Take an interest in what is happening in the design world internationally, and also historically. If you are planning to be a decorator or designer, don’t understate the value of education in supporting your natural flair – nor for learning on the job by working with experienced designers. Be open to learning from and sharing with others and be respectful of the work of others. Be inspired but don’t imitate – create. Be your you.
What are the fabrics and wallpapers that you are obsessed with at the moment?
Gloria! I am obsessed with something new every day – anything that lands on my desk or that I see in a beautiful room. I really do love everything that is in the Nicola Lawrence collections, which is why I stock them. There are so many exquisite fabrics and wallpapers – so many colours, designs, textures – and so many opportunities to use them that I find it hard to narrow this down to one particular style. However, sometimes samples stay on my desk as I just can’t bring myself to put them away and for example, right now I have Madeleine Castaing’s Rayure de Fleurie fabric just waiting to be used (I need a new home). In general, I am drawn to the texture of the base cloths used by ‘my’ designers, the hand printed nature of the products, the depth of colour and the quality of these fabrics and wallpapers. I see something to be obsessed by in each design – but birds and flora/botanical prints do seem to be a continued devotion.
Finally, if you could pick one interior designer to decorate your own home, who would it be?
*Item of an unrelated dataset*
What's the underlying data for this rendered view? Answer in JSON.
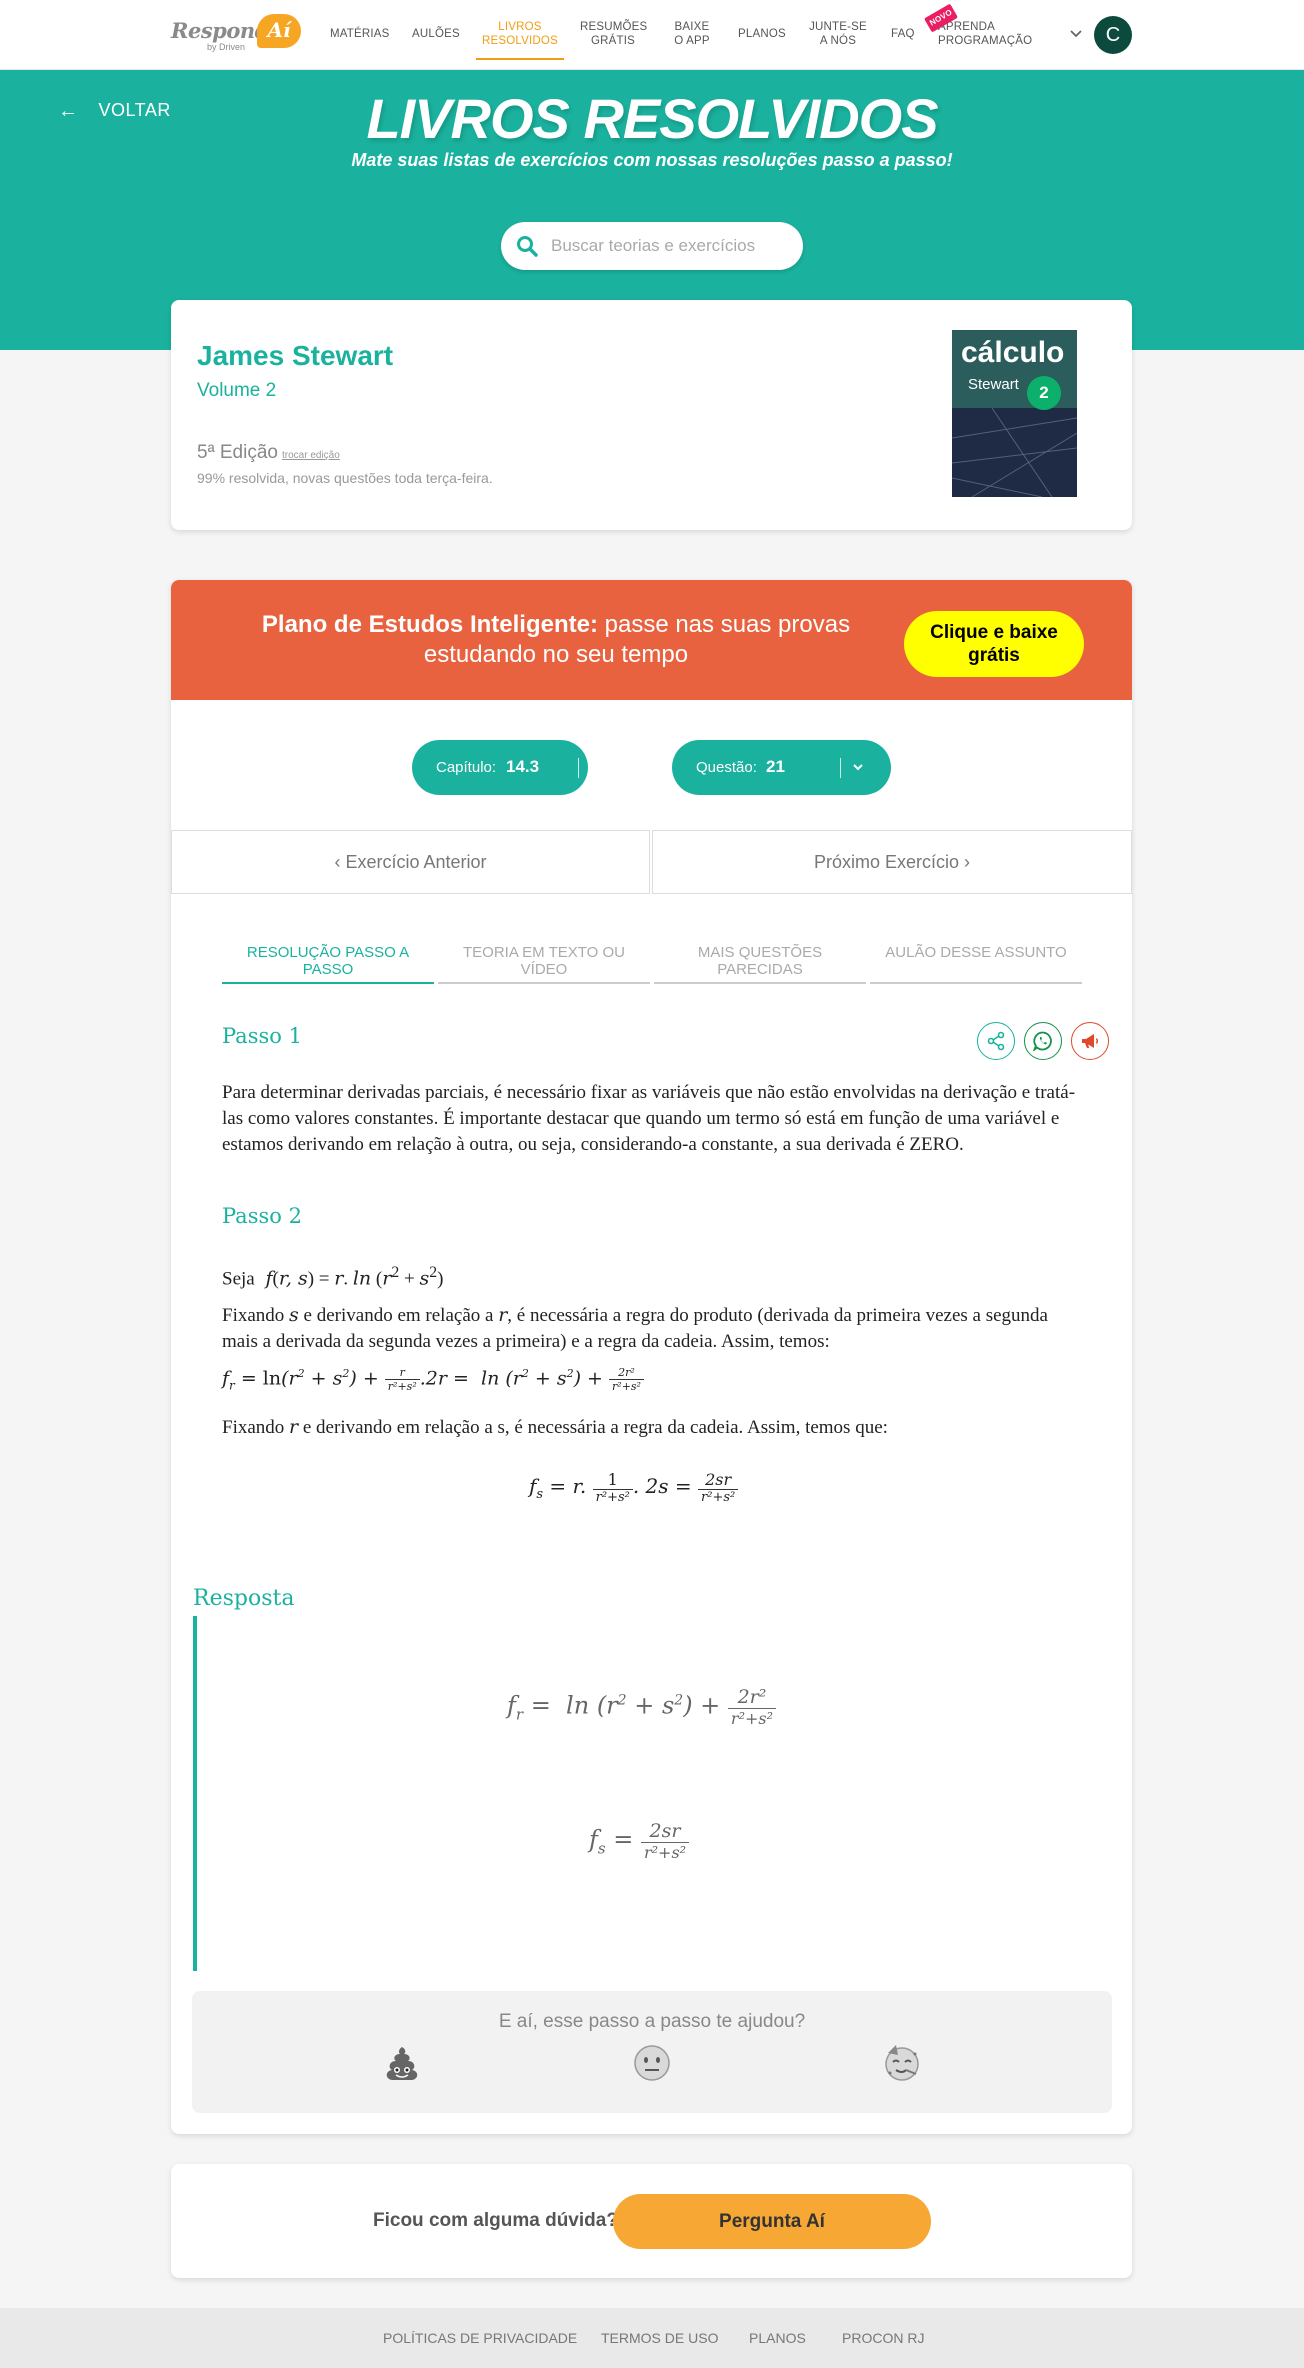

I admire so many so this would be hard – but if I had to today, having just re-read one of his books – it would be American designer Jeffrey Bilhuber. The home he created in rural Westchester is a dream – and is a perfect inspiration for decorating our farm house.